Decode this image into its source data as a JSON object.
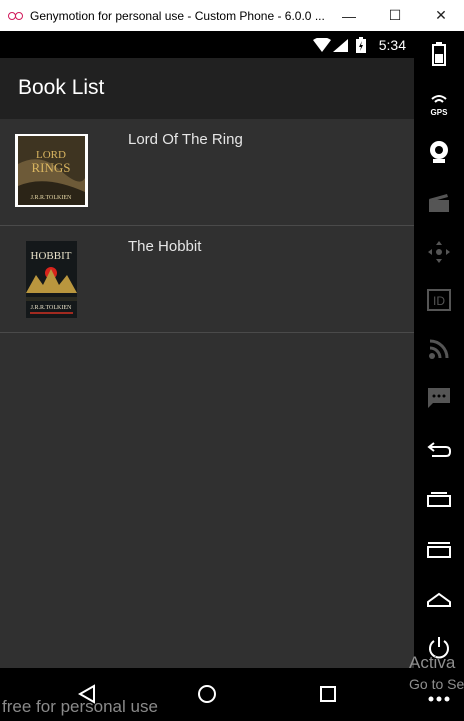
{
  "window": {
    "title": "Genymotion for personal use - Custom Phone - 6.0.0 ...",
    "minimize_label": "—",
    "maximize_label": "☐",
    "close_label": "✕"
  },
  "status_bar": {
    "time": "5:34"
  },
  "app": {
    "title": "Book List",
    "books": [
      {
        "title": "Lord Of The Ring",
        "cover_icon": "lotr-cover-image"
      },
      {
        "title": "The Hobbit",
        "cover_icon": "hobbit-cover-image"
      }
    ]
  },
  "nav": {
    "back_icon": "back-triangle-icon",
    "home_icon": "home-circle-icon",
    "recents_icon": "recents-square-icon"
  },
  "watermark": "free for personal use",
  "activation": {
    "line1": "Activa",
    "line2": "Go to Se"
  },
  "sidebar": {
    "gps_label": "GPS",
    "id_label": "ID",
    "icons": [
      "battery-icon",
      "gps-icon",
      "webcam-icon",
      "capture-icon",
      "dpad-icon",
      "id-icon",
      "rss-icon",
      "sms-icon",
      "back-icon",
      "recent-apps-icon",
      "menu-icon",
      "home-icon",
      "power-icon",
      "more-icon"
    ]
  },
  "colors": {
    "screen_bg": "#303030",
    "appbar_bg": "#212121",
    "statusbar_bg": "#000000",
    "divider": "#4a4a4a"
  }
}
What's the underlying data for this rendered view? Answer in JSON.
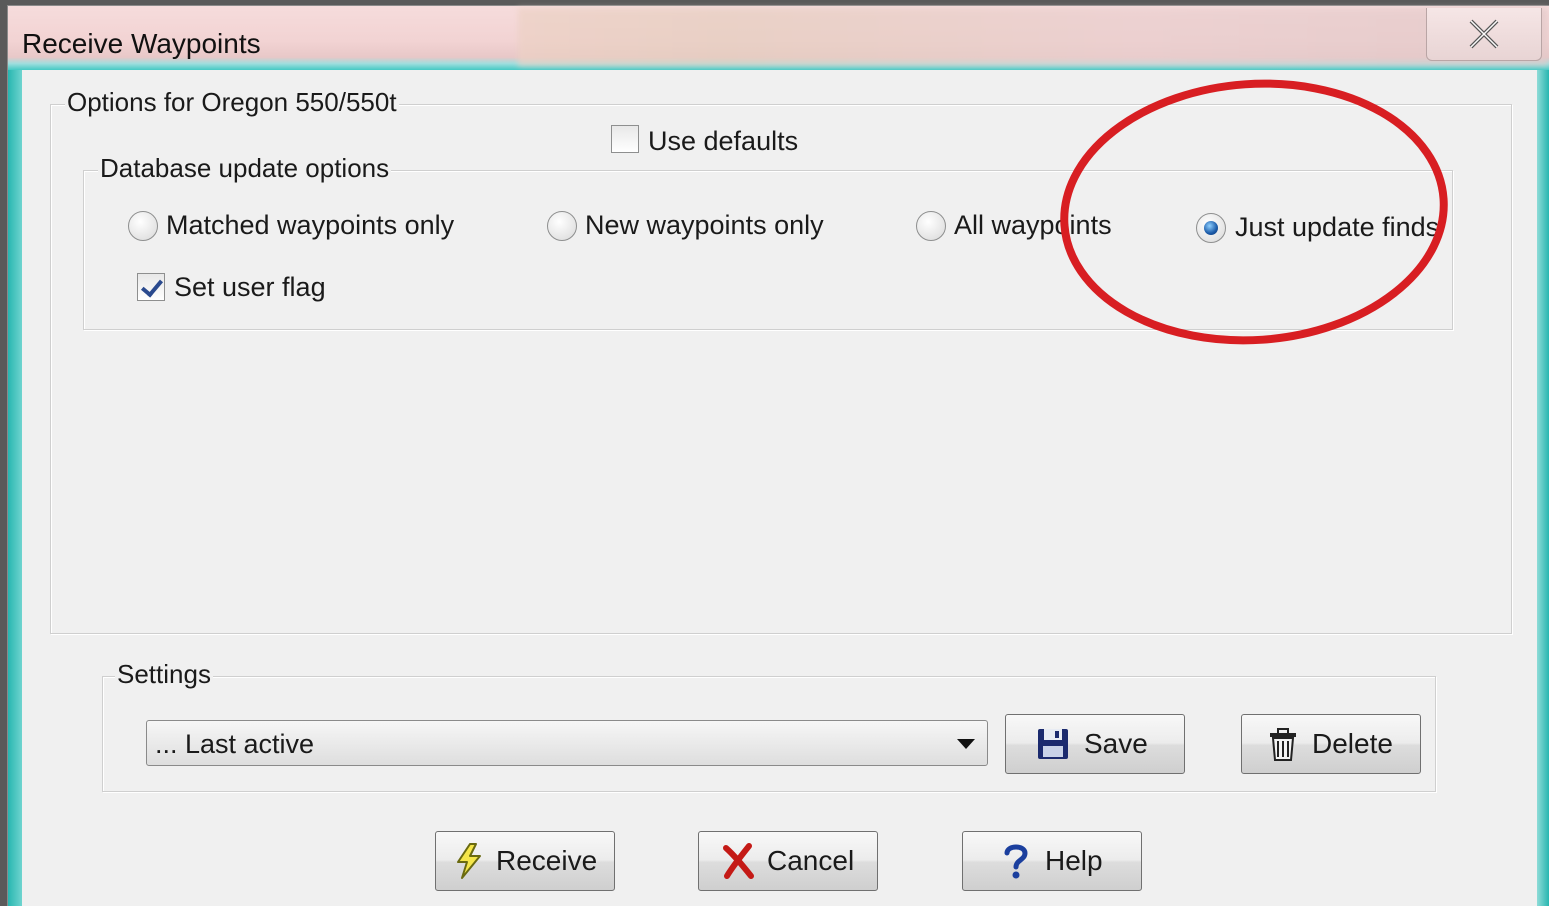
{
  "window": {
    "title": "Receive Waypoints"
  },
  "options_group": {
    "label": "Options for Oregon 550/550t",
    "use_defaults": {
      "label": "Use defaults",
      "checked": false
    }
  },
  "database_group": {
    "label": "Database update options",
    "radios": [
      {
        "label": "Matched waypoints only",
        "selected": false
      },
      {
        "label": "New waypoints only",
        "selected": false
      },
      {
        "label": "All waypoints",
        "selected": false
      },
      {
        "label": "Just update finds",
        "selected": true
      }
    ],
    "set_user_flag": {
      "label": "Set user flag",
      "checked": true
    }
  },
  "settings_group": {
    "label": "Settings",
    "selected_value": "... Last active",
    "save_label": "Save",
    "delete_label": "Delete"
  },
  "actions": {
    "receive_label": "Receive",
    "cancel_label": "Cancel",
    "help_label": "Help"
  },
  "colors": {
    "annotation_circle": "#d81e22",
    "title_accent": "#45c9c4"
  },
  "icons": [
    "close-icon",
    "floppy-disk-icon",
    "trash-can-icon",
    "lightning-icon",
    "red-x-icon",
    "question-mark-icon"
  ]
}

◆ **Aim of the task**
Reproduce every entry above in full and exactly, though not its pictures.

◆ **Answer**
Decode this image into its source data as a JSON object.
{
  "window": {
    "title": "Genymotion for personal use - Custom Phone - 6.0.0 ...",
    "minimize_label": "—",
    "maximize_label": "☐",
    "close_label": "✕"
  },
  "status_bar": {
    "time": "5:34"
  },
  "app": {
    "title": "Book List",
    "books": [
      {
        "title": "Lord Of The Ring",
        "cover_icon": "lotr-cover-image"
      },
      {
        "title": "The Hobbit",
        "cover_icon": "hobbit-cover-image"
      }
    ]
  },
  "nav": {
    "back_icon": "back-triangle-icon",
    "home_icon": "home-circle-icon",
    "recents_icon": "recents-square-icon"
  },
  "watermark": "free for personal use",
  "activation": {
    "line1": "Activa",
    "line2": "Go to Se"
  },
  "sidebar": {
    "gps_label": "GPS",
    "id_label": "ID",
    "icons": [
      "battery-icon",
      "gps-icon",
      "webcam-icon",
      "capture-icon",
      "dpad-icon",
      "id-icon",
      "rss-icon",
      "sms-icon",
      "back-icon",
      "recent-apps-icon",
      "menu-icon",
      "home-icon",
      "power-icon",
      "more-icon"
    ]
  },
  "colors": {
    "screen_bg": "#303030",
    "appbar_bg": "#212121",
    "statusbar_bg": "#000000",
    "divider": "#4a4a4a"
  }
}
What's the underlying data for this rendered view? Answer in JSON.
{
  "window": {
    "title": "Receive Waypoints"
  },
  "options_group": {
    "label": "Options for Oregon 550/550t",
    "use_defaults": {
      "label": "Use defaults",
      "checked": false
    }
  },
  "database_group": {
    "label": "Database update options",
    "radios": [
      {
        "label": "Matched waypoints only",
        "selected": false
      },
      {
        "label": "New waypoints only",
        "selected": false
      },
      {
        "label": "All waypoints",
        "selected": false
      },
      {
        "label": "Just update finds",
        "selected": true
      }
    ],
    "set_user_flag": {
      "label": "Set user flag",
      "checked": true
    }
  },
  "settings_group": {
    "label": "Settings",
    "selected_value": "... Last active",
    "save_label": "Save",
    "delete_label": "Delete"
  },
  "actions": {
    "receive_label": "Receive",
    "cancel_label": "Cancel",
    "help_label": "Help"
  },
  "colors": {
    "annotation_circle": "#d81e22",
    "title_accent": "#45c9c4"
  },
  "icons": [
    "close-icon",
    "floppy-disk-icon",
    "trash-can-icon",
    "lightning-icon",
    "red-x-icon",
    "question-mark-icon"
  ]
}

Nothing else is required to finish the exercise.